_TRY IT:_ Show the lines below where "circle" occurs.

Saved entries
☆ ☆ ☆ ☆

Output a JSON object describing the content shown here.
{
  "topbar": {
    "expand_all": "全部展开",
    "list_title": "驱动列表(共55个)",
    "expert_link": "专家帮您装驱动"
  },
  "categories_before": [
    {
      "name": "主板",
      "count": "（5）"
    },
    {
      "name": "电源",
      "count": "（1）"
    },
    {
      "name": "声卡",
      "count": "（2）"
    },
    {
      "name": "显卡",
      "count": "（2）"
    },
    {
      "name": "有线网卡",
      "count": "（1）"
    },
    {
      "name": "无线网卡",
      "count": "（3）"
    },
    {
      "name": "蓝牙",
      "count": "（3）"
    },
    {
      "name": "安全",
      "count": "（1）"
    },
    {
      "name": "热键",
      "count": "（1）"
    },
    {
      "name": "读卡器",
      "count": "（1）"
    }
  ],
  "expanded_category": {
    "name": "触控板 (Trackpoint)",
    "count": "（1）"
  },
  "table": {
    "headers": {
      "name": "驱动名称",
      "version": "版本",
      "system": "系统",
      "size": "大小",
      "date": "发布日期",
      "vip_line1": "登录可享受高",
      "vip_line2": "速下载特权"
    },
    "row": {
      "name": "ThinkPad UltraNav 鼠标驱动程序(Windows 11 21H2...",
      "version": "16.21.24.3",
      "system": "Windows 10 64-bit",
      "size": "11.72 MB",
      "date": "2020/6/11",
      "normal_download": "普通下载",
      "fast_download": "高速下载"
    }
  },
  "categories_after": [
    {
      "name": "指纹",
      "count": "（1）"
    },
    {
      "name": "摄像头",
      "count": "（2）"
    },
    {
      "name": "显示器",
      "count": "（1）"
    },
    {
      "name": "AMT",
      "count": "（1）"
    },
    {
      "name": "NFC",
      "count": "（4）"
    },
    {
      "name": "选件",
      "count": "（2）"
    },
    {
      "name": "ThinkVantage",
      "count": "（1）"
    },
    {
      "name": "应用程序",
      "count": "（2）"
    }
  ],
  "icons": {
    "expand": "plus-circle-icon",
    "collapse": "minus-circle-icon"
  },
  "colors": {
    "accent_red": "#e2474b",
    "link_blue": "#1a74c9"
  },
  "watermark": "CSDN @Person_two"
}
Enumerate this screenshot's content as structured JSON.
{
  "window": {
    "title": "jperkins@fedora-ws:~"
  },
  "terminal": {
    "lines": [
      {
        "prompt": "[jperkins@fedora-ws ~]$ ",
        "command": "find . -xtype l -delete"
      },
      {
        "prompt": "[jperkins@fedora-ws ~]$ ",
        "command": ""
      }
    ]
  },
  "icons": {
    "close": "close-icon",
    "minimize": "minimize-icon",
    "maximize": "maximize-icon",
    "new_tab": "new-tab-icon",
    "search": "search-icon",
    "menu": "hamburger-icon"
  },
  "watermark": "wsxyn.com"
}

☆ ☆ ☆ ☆

_RESPONSE TO THIS EXERCISE:_
    "expand": "plus-circle-icon",
    "collapse": "minus-circle-icon"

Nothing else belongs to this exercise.